- The boat trailers both have integrated brakes which are activated when the momentum of the boat trailer pushes into your car when you slow down – the ‘accordion’ part of the boat trailer.
- Make sure any bottles of liquid, like two-stroke etc, are sealed tightly to avoid mess, any fuel should be upright and not able to fall over.
- After towing long distances the bearings will be very hot. They should be given time to cool before entering the trailer into the water to launch the boat. Failure to allow them to cool can cause them to break.
- Upon returning to clubrooms allow the bearings to cool before washing them down.
- Flush the engines out with fresh water using the rabbit-ears (both boats can take the rabbit-ears, although Topknot has an intake also) before storing the boat in clubrooms.
- Make sure the compressors have their fuel turned off before setting off (or fuel can leak into the oil and then the oil will need changing)
- All compressors should be strapped down tightly using ratchet straps and not knots. Ideally you would stop a few minutes into the journey and tighten the straps, as they will naturally loosen a little.

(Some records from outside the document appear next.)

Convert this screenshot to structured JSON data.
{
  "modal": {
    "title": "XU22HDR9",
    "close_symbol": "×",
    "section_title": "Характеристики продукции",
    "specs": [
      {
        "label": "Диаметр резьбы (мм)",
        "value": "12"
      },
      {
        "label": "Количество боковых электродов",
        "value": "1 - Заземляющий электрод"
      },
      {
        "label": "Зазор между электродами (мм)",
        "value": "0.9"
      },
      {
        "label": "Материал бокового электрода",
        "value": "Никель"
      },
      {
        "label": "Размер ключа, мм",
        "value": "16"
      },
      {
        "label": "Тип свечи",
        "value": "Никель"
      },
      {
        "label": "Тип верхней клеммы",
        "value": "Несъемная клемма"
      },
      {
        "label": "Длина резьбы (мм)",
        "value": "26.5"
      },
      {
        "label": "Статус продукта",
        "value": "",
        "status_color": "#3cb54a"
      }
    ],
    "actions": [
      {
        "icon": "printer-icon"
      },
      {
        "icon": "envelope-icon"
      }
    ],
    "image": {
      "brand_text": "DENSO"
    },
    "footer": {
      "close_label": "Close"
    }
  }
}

Always check the lightboard you are bringing is working and connected properly to the plug.
If the lightboard is not working fully report it to the Equipments Officer.
What if I have an accident or break down while towing?
If you are towing and cause an accident that damages your own or other vehicles, your insurance must cover this.
The club has insurance that should cover damage to club equipment in transit but it won’t cover your vehicle.
Most breakdown policies will also include moving any trailer you are towing to wherever your vehicle goes for repair – it’s a good idea to have such a policy and to check what it covers.
You must inform your insurance company that you tow otherwise you may run into trouble when trying to make a claim.
General Information for Towers
College is open between 8am and 12pm.
Useful Things to Bring
Bring the towing kit – this contains rope, cable ties, a spare lightboard plug, a spare break-away cable, new bearings and a few basic tools that are necessary to change bearings.
Do bring a spare wheel for the trailer you are towing.
If towing the boat trailer on a trip the grease gun is a good thing to have.
A socket set is a handy thing to have in case you need to change a wheel, as is a warning triangle and a high-viz jacket.
If towing the boat you’re usually expected to bring boat keys, and in the case of Topknot, two-stroke oil.
Tyre Pressures for the trailers
The formula for the ideal tyre pressure on a trailer is:
(max tyre pressure) * (actual load per tyre in kilos/tyre max pressure rating in kilos)
I’ve worked out numbers for the tyres currently on the trailers as of April 2011 but this could change. The max load and pressure is on the sidewall of the tyre and boat and trailer weights are calculated above.
These are pressures for the tyre while cold. Tyre pressure will be about 10% higher if the tyres are warm.
Mariana: 900kg so 450kg per tyre. Tyre max load 670kg and max pressure 65PSI
65PSI * (450kg/670kg) = 44PSI or 3 bar
Topknot: 1030kg so 515kg per tyre. Tyre max load 730kg and max pressure 65PSI
65PSI * (515kg/730kg) = 45PSI or 3.1 bar
Do’s and Don’ts
- Do give yourself plenty of room on corners, especially with the boat trailers – the boat will cut any corner
- Try to avoid any sudden turns or braking maneouvres
- If you’re new to towing, tow the trailer a few times before trying the boats
- Do get someone to explain reversing maneouvres to you and practice somewhere such as an empty car park if possible
- Do stick to the speed limits – they are for safety and your braking distance will be much greater
- Even if only dropping a boat in for service etc the club will pay petrol costs for towers – contact the club treasurer who will reimburse you
- Do let your insurance company know that you intend to tow
- Before setting off make sure that the trailer attachment really is secure! Give it a good hard pull up and down
- If setting off somewhere in the back end of nowhere that you haven’t been before, and your vehicle isn’t that powerful, be on the lookout for big hills – ideally send someone else who isn’t towing on ahead to make sure you won’t have problems